The U.S. Energy Information Administration (EIA) on June 10 said it expects U.S. electricity demand to total 998 billion kilowatt hours this summer, the lowest level of summer electricity consumption in the United States since 2009 and 5% less than last summer.
EIA expects electricity consumption to be lower this year largely as a result of efforts to reduce the spread of COVID-19.
Most of the expected decline in retail electricity sales occurs in the commercial and industrial sectors, which EIA forecasts to be 12% and 9% less, respectively, than during summer 2019. EIA said it expects residential electricity sales to grow by 3% this summer because more people are working from home and following social distancing practices.
In its “Today in Energy” report, EIA noted that normally, weather is one of the primary factors in determining electricity demand in the residential and commercial sectors.
The National Oceanic and Atmospheric Administration (NOAA) is projecting that U.S. cooling degree days for June, July, and August 2020 will be 1% lower than last summer.

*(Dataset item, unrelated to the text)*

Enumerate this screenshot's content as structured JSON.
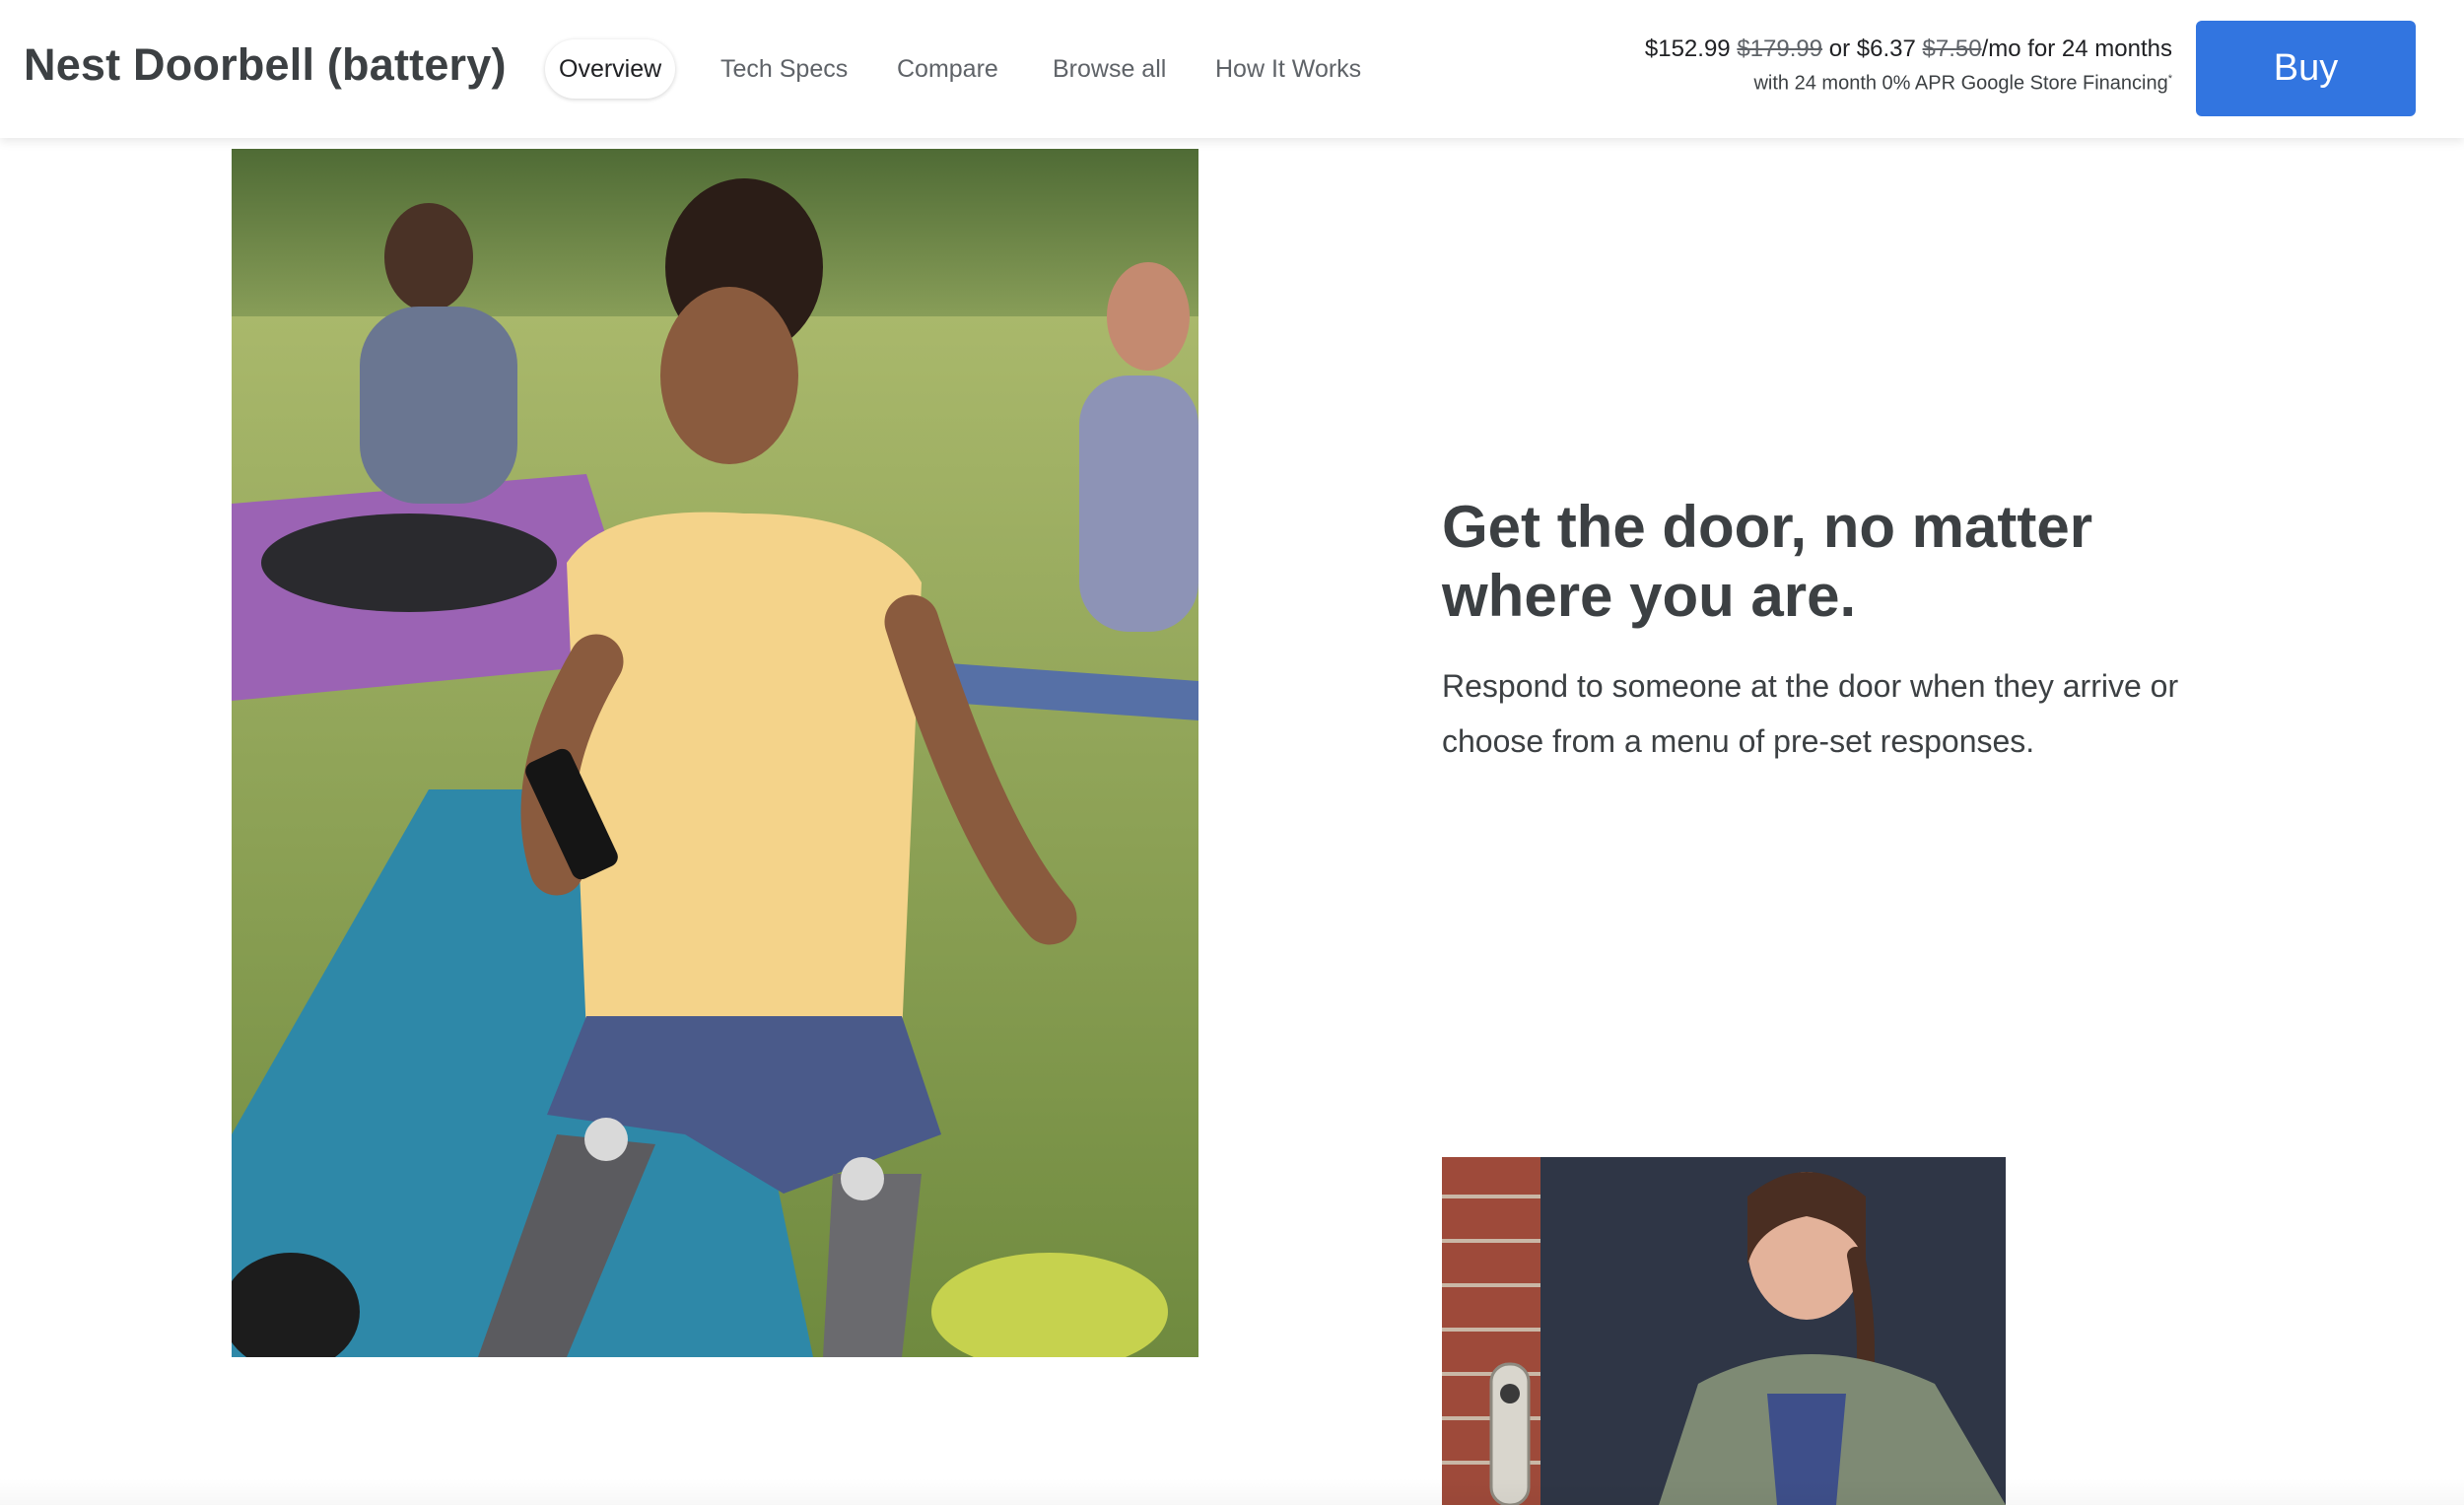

“This summer, however, other factors are affecting electricity demand more than temperature,” EIA said. “Although state and local governments are relaxing stay-at-home orders, social distancing guidelines will likely result in Americans spending more time at home than usual this summer. In addition, many people that had worked in offices are now working from home, shifting electricity demand from the commercial sector to the residential sector.”
EIA noted that macroeconomic indicators are primary drivers in its forecasts for electricity consumption in the commercial and industrial sectors.
EIA’s short-term economic assumptions are based on a macroeconomic model from IHS Markit. This model projects non-farm employment will fall by 13% in 2020 and that the electricity-weighted industrial production index will contract by 12% in 2020, EIA said.